Extracted records
☆ ☆ ☆

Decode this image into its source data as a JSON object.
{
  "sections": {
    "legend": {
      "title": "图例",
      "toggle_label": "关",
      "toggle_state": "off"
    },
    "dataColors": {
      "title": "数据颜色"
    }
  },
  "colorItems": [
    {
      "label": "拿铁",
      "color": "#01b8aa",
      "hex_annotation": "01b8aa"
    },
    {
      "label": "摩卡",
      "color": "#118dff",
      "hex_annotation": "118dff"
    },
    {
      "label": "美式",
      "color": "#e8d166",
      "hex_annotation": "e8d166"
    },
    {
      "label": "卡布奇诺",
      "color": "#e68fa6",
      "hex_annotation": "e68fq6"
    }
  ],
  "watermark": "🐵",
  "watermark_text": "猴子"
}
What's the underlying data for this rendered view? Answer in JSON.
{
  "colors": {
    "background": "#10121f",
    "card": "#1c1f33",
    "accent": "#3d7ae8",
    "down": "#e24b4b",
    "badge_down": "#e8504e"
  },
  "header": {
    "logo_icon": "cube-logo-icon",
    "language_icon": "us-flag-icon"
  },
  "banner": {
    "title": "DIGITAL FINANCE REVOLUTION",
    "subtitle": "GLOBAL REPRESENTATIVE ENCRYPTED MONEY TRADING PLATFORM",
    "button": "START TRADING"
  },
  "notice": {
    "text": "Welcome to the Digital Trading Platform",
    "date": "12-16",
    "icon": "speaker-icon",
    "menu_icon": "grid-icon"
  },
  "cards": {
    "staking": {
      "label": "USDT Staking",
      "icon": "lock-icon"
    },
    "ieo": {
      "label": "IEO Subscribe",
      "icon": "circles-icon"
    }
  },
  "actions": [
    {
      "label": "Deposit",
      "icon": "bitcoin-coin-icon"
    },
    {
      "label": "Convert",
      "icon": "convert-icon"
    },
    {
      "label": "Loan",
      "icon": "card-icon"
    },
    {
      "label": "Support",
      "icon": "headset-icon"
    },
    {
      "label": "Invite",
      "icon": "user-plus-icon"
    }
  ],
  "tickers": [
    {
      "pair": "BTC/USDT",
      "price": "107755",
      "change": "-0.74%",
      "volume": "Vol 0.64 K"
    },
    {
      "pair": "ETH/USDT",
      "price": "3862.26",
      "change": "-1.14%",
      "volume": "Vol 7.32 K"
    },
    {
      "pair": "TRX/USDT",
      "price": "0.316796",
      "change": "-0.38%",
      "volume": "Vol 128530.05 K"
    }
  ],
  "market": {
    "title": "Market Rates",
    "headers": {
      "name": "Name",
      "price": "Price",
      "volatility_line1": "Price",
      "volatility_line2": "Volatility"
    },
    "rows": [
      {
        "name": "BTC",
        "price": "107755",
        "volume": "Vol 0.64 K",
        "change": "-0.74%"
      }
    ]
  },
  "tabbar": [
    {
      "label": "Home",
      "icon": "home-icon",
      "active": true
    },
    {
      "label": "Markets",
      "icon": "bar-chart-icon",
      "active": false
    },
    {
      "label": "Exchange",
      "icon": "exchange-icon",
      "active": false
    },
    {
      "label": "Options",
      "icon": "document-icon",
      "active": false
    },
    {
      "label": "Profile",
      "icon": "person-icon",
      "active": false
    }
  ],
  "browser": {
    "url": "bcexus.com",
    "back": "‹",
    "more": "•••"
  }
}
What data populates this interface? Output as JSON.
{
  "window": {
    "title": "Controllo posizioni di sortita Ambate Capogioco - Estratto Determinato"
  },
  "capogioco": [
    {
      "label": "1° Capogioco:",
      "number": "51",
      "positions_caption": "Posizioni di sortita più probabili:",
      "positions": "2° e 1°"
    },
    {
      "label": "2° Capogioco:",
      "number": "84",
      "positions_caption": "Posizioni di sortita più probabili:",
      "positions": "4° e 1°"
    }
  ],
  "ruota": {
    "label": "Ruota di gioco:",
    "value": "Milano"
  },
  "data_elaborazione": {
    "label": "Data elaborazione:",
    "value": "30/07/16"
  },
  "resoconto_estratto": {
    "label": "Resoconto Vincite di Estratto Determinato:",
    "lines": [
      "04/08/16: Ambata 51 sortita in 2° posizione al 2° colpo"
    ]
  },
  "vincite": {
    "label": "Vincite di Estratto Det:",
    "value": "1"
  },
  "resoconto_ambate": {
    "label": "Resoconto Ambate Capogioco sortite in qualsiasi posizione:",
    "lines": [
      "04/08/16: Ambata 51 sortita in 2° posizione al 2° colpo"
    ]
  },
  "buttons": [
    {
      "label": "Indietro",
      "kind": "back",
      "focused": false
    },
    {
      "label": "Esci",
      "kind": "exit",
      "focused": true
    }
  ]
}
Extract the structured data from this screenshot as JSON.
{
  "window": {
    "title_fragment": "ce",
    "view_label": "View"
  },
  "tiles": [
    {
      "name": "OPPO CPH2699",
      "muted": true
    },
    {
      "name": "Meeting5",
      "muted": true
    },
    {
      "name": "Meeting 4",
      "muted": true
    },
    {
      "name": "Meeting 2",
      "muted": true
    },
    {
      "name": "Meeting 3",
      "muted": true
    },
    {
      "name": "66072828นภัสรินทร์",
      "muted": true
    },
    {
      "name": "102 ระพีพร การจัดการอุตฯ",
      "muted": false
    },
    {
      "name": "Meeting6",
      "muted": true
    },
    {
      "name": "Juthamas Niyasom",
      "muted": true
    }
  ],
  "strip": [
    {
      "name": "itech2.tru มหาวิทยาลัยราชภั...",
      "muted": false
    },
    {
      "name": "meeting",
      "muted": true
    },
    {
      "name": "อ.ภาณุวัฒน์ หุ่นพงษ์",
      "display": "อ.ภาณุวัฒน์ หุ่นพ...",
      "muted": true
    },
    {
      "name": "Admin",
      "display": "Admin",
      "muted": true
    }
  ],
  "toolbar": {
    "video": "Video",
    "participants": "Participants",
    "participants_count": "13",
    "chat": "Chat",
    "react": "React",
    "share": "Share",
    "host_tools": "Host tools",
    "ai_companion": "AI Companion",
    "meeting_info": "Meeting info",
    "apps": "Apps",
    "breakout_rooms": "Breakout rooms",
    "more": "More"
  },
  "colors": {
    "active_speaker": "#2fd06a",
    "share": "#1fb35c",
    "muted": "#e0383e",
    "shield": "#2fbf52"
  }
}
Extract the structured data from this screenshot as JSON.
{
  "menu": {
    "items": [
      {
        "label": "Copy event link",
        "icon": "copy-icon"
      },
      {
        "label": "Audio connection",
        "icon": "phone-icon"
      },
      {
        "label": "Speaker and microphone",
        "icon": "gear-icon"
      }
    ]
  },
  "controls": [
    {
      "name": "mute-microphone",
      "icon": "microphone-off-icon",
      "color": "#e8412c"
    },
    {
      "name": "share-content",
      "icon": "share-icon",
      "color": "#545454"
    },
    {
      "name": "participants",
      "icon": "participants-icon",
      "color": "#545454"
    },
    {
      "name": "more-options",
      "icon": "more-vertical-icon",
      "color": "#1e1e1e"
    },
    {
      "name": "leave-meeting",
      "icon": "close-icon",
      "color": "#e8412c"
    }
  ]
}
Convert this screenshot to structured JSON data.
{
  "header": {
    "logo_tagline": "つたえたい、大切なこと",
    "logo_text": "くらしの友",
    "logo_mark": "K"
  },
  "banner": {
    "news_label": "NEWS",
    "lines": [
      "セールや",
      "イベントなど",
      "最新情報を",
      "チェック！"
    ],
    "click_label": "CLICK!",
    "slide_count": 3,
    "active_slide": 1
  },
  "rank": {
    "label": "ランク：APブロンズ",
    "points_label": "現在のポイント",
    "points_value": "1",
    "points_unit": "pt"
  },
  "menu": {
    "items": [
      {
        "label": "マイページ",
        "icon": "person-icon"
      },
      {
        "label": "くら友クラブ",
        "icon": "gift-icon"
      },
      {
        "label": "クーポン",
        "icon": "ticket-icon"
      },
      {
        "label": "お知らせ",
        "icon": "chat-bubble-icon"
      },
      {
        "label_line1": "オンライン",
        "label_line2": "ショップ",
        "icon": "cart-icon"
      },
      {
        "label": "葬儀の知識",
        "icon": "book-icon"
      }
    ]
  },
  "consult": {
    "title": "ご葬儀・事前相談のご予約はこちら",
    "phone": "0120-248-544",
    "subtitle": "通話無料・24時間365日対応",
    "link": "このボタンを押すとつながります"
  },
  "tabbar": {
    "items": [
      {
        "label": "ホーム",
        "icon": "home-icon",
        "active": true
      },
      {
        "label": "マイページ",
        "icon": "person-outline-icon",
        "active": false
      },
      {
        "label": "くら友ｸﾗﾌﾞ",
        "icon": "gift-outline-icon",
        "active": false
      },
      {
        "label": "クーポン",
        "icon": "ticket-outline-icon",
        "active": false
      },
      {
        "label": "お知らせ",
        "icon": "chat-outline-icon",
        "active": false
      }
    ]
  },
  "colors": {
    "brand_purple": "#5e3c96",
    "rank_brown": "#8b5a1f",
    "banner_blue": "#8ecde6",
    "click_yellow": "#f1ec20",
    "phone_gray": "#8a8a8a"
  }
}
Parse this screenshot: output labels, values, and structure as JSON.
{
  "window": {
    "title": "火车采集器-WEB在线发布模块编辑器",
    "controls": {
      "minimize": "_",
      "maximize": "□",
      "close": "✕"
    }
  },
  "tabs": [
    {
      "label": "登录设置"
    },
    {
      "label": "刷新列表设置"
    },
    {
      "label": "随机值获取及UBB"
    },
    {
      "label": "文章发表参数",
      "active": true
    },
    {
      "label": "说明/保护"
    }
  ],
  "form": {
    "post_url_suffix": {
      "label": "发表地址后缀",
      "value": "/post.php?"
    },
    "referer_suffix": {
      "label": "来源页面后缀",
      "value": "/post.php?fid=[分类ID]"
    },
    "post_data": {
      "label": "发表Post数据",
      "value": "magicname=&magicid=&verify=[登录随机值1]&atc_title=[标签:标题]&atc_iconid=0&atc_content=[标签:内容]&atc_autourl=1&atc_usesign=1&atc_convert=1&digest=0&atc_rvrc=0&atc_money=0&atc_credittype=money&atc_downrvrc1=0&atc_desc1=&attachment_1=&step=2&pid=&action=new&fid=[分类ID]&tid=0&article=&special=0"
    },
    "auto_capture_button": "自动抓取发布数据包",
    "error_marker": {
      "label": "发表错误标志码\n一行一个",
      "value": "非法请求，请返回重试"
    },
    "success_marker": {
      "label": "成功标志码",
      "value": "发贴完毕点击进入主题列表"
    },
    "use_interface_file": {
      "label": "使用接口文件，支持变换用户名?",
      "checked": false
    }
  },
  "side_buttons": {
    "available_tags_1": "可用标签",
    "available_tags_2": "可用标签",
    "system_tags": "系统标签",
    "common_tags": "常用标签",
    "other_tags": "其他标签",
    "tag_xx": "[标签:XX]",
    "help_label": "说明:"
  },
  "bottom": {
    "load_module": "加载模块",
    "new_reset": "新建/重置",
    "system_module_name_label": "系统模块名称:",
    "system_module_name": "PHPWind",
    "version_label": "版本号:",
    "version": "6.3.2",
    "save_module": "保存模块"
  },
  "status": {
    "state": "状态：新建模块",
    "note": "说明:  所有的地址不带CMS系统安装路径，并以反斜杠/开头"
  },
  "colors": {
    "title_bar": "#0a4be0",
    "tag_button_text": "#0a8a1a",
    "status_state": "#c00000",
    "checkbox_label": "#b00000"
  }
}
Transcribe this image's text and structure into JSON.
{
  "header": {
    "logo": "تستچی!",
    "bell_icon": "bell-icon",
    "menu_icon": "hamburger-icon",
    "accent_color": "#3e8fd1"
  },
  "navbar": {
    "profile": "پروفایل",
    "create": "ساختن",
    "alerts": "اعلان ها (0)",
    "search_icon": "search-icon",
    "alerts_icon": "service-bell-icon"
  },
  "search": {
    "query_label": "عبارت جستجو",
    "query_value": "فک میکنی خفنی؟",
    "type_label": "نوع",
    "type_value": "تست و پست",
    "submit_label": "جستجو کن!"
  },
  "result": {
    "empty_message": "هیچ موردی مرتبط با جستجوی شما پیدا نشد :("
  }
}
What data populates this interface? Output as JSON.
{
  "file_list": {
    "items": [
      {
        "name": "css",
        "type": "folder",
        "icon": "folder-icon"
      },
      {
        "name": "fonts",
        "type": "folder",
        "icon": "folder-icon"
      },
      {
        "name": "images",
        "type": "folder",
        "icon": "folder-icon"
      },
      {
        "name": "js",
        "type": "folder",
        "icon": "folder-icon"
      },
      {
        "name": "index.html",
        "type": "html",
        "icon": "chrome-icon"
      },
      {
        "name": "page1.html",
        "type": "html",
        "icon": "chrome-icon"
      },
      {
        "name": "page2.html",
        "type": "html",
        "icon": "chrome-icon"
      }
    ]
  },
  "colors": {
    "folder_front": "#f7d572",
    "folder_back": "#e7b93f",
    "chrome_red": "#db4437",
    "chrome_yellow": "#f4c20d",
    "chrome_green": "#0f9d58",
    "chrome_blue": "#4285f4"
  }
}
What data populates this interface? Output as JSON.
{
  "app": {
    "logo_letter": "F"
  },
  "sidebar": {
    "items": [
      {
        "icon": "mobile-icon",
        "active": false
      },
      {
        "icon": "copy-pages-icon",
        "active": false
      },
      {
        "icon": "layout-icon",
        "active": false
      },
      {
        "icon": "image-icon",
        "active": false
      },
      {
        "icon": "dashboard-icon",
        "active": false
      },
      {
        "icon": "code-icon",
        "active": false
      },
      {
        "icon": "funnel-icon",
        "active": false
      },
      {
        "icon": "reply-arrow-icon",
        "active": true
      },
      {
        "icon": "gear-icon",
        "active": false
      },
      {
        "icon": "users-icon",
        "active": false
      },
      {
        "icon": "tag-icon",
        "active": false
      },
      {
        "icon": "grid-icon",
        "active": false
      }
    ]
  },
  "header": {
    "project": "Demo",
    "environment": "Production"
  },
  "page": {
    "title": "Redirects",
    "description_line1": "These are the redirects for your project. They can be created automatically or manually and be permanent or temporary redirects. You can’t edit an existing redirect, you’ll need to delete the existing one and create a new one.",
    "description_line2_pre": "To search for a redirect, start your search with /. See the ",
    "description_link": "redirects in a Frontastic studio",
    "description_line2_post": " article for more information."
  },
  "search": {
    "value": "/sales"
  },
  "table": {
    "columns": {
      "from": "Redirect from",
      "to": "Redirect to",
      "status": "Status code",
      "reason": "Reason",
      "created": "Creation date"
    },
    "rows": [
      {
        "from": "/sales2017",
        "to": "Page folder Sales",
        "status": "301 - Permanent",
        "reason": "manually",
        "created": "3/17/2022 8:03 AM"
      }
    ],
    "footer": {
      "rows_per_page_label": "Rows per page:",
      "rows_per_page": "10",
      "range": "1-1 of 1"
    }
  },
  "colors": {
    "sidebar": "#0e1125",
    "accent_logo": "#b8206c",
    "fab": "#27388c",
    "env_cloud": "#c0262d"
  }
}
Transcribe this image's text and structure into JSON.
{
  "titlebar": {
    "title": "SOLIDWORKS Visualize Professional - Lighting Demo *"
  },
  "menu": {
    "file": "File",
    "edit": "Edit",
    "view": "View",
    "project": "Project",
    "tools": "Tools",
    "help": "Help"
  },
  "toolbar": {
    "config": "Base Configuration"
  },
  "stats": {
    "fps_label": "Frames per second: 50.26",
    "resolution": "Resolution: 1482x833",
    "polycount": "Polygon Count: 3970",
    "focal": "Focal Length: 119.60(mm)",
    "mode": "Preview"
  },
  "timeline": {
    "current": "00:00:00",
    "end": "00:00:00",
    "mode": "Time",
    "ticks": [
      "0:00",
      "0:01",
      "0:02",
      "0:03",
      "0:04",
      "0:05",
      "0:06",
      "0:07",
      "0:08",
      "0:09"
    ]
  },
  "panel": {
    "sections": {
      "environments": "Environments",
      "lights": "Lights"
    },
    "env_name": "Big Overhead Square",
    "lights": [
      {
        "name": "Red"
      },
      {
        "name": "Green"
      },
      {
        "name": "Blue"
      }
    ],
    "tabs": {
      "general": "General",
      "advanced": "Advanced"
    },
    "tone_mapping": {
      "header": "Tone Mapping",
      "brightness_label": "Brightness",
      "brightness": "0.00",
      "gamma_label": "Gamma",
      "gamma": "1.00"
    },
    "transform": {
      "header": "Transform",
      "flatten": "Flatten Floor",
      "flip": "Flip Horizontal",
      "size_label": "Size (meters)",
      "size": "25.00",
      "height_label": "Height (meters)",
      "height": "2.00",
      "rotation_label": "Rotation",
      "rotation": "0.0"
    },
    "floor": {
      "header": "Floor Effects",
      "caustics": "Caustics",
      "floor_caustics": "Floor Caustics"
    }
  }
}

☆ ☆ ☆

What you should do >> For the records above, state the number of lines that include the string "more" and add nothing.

Task response >> 5